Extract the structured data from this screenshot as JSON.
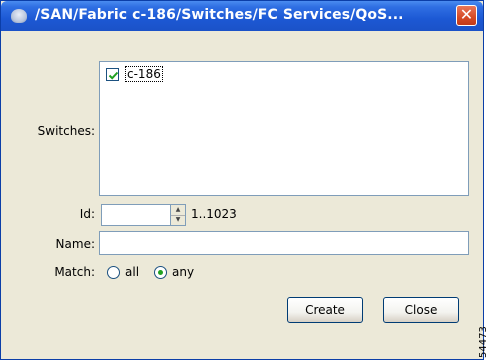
{
  "window": {
    "title": "/SAN/Fabric c-186/Switches/FC Services/QoS...",
    "close_label": "✕"
  },
  "form": {
    "switches_label": "Switches:",
    "switch_items": [
      {
        "label": "c-186",
        "checked": true
      }
    ],
    "id_label": "Id:",
    "id_value": "",
    "id_range": "1..1023",
    "name_label": "Name:",
    "name_value": "",
    "match_label": "Match:",
    "match_options": [
      {
        "label": "all",
        "selected": false
      },
      {
        "label": "any",
        "selected": true
      }
    ]
  },
  "buttons": {
    "create_label": "Create",
    "close_label": "Close"
  },
  "figure_id": "54473",
  "colors": {
    "titlebar": "#1c58d4",
    "window_bg": "#ece9d8",
    "close_button": "#d64a26",
    "input_border": "#7f9db9",
    "radio_selected": "#21a121",
    "checkmark": "#21a121"
  },
  "icons": {
    "title_icon": "app-globe-icon",
    "close_icon": "close-icon",
    "spinner_up": "chevron-up-icon",
    "spinner_down": "chevron-down-icon",
    "checkbox": "checkmark-icon"
  }
}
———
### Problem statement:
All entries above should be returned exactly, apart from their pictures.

### The completed task:
Extract the structured data from this screenshot as JSON.
{
  "window": {
    "title": "/SAN/Fabric c-186/Switches/FC Services/QoS...",
    "close_label": "✕"
  },
  "form": {
    "switches_label": "Switches:",
    "switch_items": [
      {
        "label": "c-186",
        "checked": true
      }
    ],
    "id_label": "Id:",
    "id_value": "",
    "id_range": "1..1023",
    "name_label": "Name:",
    "name_value": "",
    "match_label": "Match:",
    "match_options": [
      {
        "label": "all",
        "selected": false
      },
      {
        "label": "any",
        "selected": true
      }
    ]
  },
  "buttons": {
    "create_label": "Create",
    "close_label": "Close"
  },
  "figure_id": "54473",
  "colors": {
    "titlebar": "#1c58d4",
    "window_bg": "#ece9d8",
    "close_button": "#d64a26",
    "input_border": "#7f9db9",
    "radio_selected": "#21a121",
    "checkmark": "#21a121"
  },
  "icons": {
    "title_icon": "app-globe-icon",
    "close_icon": "close-icon",
    "spinner_up": "chevron-up-icon",
    "spinner_down": "chevron-down-icon",
    "checkbox": "checkmark-icon"
  }
}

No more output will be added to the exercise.